The Beaverton area was one of the fastest growing in the state, and in 1962, the district determined that a new high school was needed. The former Kinnaman Dairy Farm was purchased, and in 1966, construction began on a new building. There were construction delays, so in September 1968, the first Aloha High School tenth and eleventh grade students used the former Merle Davies Elementary School and parts of Beaverton High School. The Aloha High School building, though incomplete, held its first classes in 1970.
The community of Aloha (pronounced Ah-LO-wa) was likely named for a place in the state of Wisconsin, and not for the Hawaiian word aloha. The association with Hawaii, however, gives the school its mascot, a Hawaiian warrior, and the design of the school crest, which includes a warrior and a conch shell, a symbol associated with Hawaii. The crest was designed by students during the 1968–69 and 1969–1970 school years.

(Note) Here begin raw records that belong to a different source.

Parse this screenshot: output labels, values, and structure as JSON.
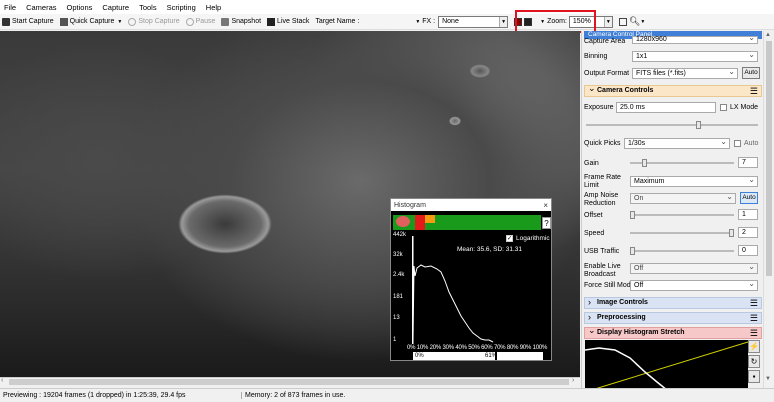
{
  "menu": [
    "File",
    "Cameras",
    "Options",
    "Capture",
    "Tools",
    "Scripting",
    "Help"
  ],
  "toolbar": {
    "start_capture": "Start Capture",
    "quick_capture": "Quick Capture",
    "stop_capture": "Stop Capture",
    "pause": "Pause",
    "snapshot": "Snapshot",
    "live_stack": "Live Stack",
    "target_name_label": "Target Name :",
    "fx_label": "FX :",
    "fx_value": "None",
    "zoom_label": "Zoom:",
    "zoom_value": "150%"
  },
  "histogram": {
    "title": "Histogram",
    "logarithmic_label": "Logarithmic",
    "logarithmic_checked": true,
    "stats": "Mean: 35.6, SD: 31.31",
    "y_labels": [
      "442k",
      "32k",
      "2.4k",
      "181",
      "13",
      "1"
    ],
    "x_labels": "0% 10% 20% 30% 40% 50% 60% 70% 80% 90% 100%",
    "range_low": "0%",
    "range_high": "61%"
  },
  "panel": {
    "title": "Camera Control Panel",
    "capture_area_label": "Capture Area",
    "capture_area_value": "1280x960",
    "binning_label": "Binning",
    "binning_value": "1x1",
    "output_format_label": "Output Format",
    "output_format_value": "FITS files (*.fits)",
    "auto_label": "Auto",
    "camera_controls": "Camera Controls",
    "exposure_label": "Exposure",
    "exposure_value": "25.0 ms",
    "lx_mode": "LX Mode",
    "quick_picks_label": "Quick Picks",
    "quick_picks_value": "1/30s",
    "auto_small": "Auto",
    "gain_label": "Gain",
    "gain_value": "7",
    "gain_level": 0.12,
    "frame_rate_label": "Frame Rate Limit",
    "frame_rate_value": "Maximum",
    "amp_noise_label": "Amp Noise Reduction",
    "amp_noise_value": "On",
    "offset_label": "Offset",
    "offset_value": "1",
    "offset_level": 0.0,
    "speed_label": "Speed",
    "speed_value": "2",
    "speed_level": 1.0,
    "usb_label": "USB Traffic",
    "usb_value": "0",
    "usb_level": 0.0,
    "live_broadcast_label": "Enable Live Broadcast",
    "live_broadcast_value": "Off",
    "force_still_label": "Force Still Mode",
    "force_still_value": "Off",
    "image_controls": "Image Controls",
    "preprocessing": "Preprocessing",
    "display_stretch": "Display Histogram Stretch"
  },
  "status": {
    "left": "Previewing : 19204 frames (1 dropped) in 1:25:39, 29.4 fps",
    "right": "Memory: 2 of 873 frames in use."
  },
  "colors": {
    "highlight_box": "#e0141e",
    "panel_title": "#3f7fd8",
    "histogram_bar": "#1a9a1a"
  }
}
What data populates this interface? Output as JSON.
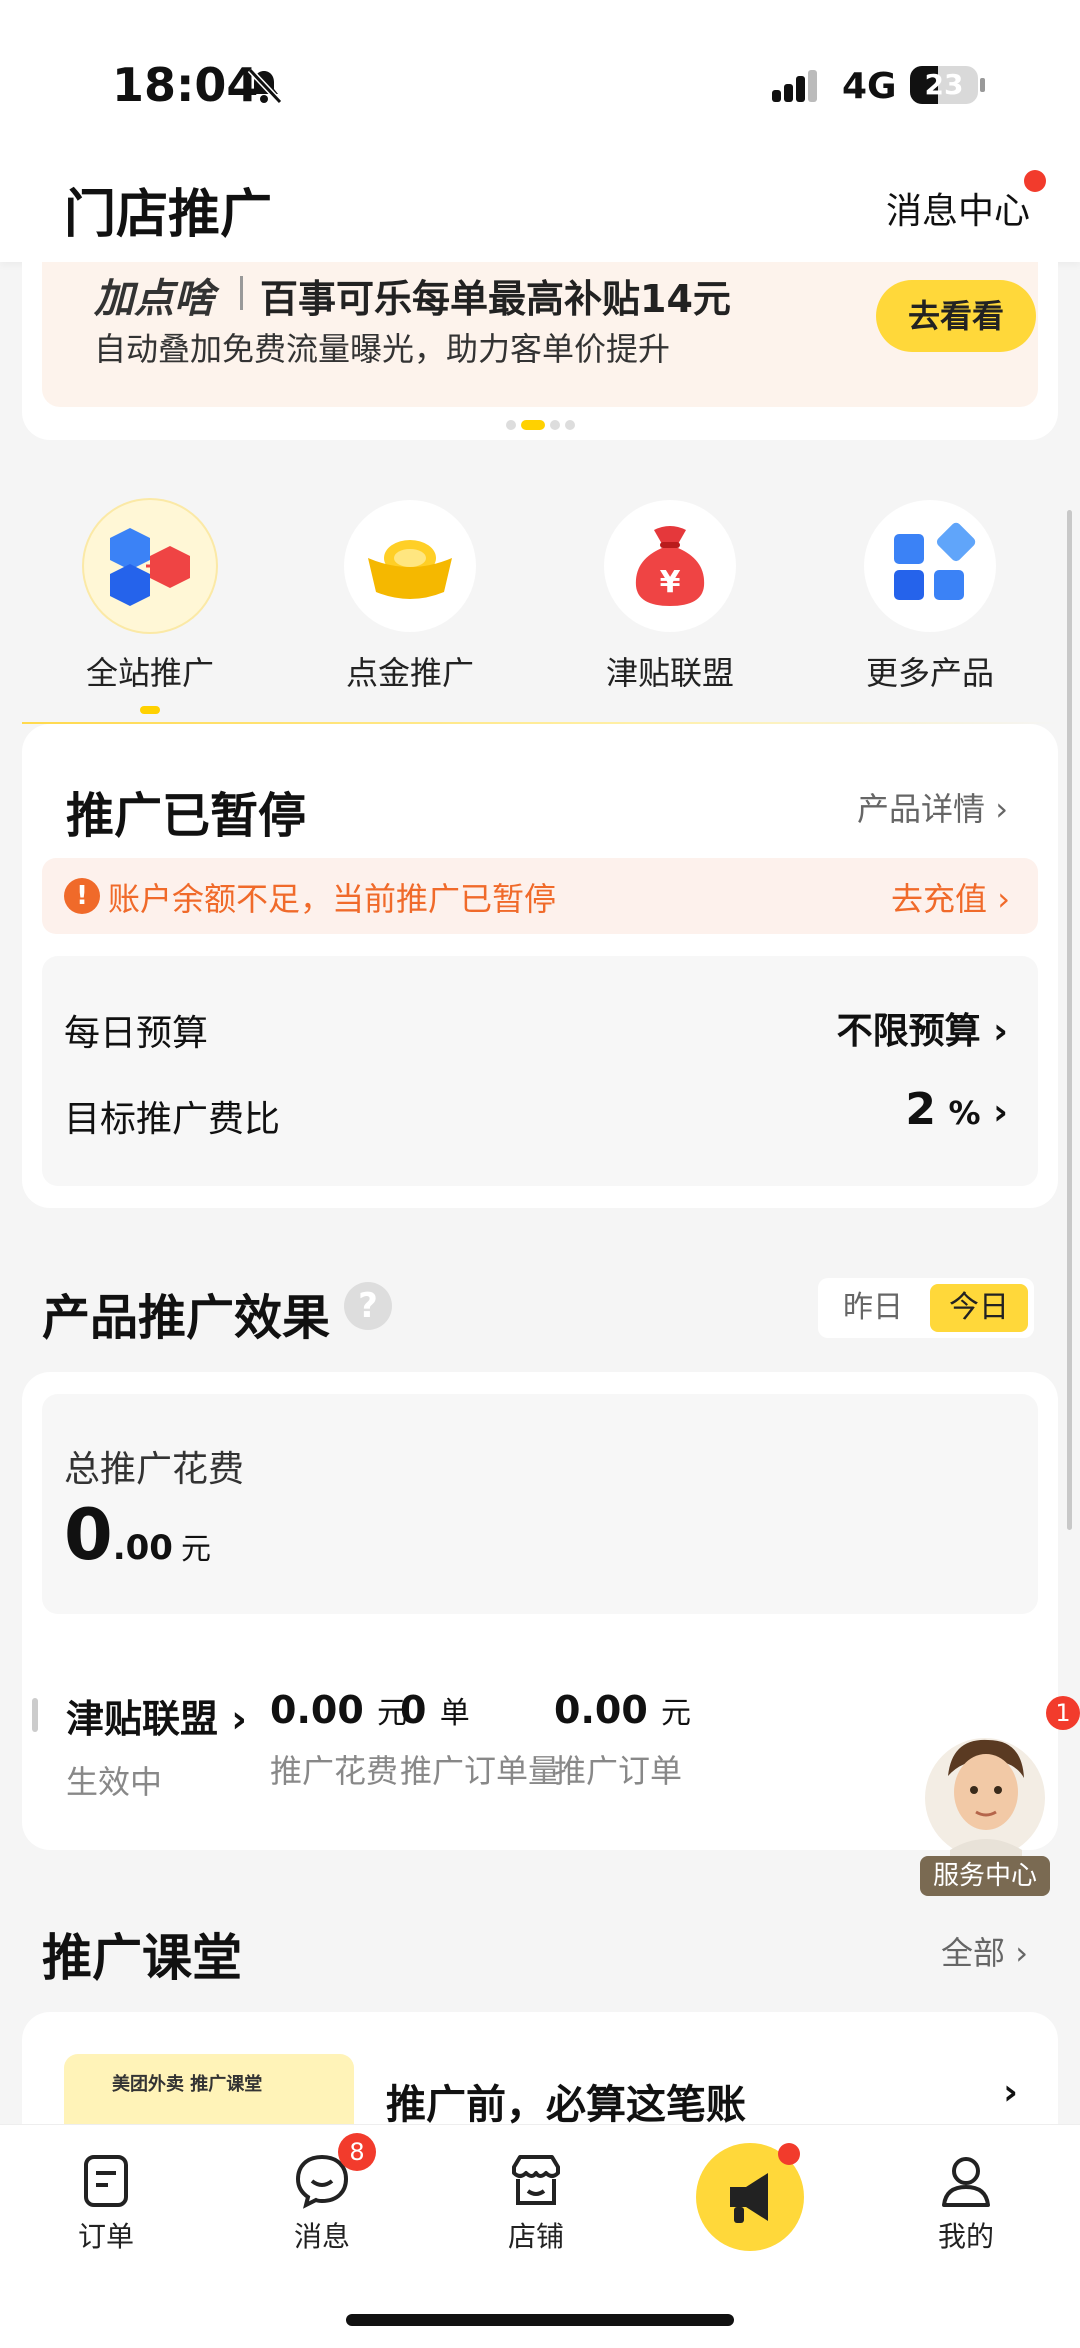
{
  "status_bar": {
    "time": "18:04",
    "network": "4G",
    "battery": "23"
  },
  "header": {
    "title": "门店推广",
    "message_center": "消息中心"
  },
  "banner": {
    "brand": "加点啥",
    "title": "百事可乐每单最高补贴14元",
    "subtitle": "自动叠加免费流量曝光，助力客单价提升",
    "button": "去看看"
  },
  "products": [
    {
      "label": "全站推广",
      "icon": "cubes-icon",
      "active": true
    },
    {
      "label": "点金推广",
      "icon": "gold-ingot-icon",
      "active": false
    },
    {
      "label": "津贴联盟",
      "icon": "money-bag-icon",
      "active": false
    },
    {
      "label": "更多产品",
      "icon": "grid-icon",
      "active": false
    }
  ],
  "status_card": {
    "title": "推广已暂停",
    "detail_link": "产品详情",
    "alert_text": "账户余额不足，当前推广已暂停",
    "alert_link": "去充值",
    "daily_budget_label": "每日预算",
    "daily_budget_value": "不限预算",
    "target_ratio_label": "目标推广费比",
    "target_ratio_value": "2",
    "target_ratio_unit": "%"
  },
  "effect": {
    "title": "产品推广效果",
    "help": "?",
    "tabs": [
      "昨日",
      "今日"
    ],
    "active_tab": "今日",
    "total_label": "总推广花费",
    "total_int": "0",
    "total_dec": ".00",
    "total_unit": "元",
    "row": {
      "name": "津贴联盟",
      "status": "生效中",
      "stats": [
        {
          "value": "0.00",
          "unit": "元",
          "label": "推广花费"
        },
        {
          "value": "0",
          "unit": "单",
          "label": "推广订单量"
        },
        {
          "value": "0.00",
          "unit": "元",
          "label": "推广订单"
        }
      ]
    }
  },
  "service": {
    "label": "服务中心",
    "badge": "1"
  },
  "course": {
    "title": "推广课堂",
    "all": "全部",
    "thumb_text": "美团外卖  推广课堂",
    "item_title": "推广前，必算这笔账"
  },
  "bottom_nav": {
    "items": [
      {
        "label": "订单",
        "icon": "order-icon"
      },
      {
        "label": "消息",
        "icon": "message-icon",
        "badge": "8"
      },
      {
        "label": "店铺",
        "icon": "store-icon"
      },
      {
        "label": "",
        "icon": "megaphone-icon"
      },
      {
        "label": "我的",
        "icon": "profile-icon"
      }
    ]
  },
  "colors": {
    "accent": "#ffd83a",
    "alert": "#f06a2a",
    "badge": "#f23b2c"
  }
}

As of the 2012–13 school year, the school was 1% American Indian/Alaskan Native, 7% Asian, 4% Black, 1% Hawaiian Native/Pacific Islander, 32% Hispanic, 49% White, and 6% multiracial. Approximately 53% of students qualified for free or reduced lunch.
Athletics and activities
School activities sanctioned by the Oregon School Activities Association include football, volleyball, soccer, cross country, basketball, swimming, wrestling, dance/drill, cheerleading, baseball, softball, track and field, tennis, golf, band, choir, solo music, and speech.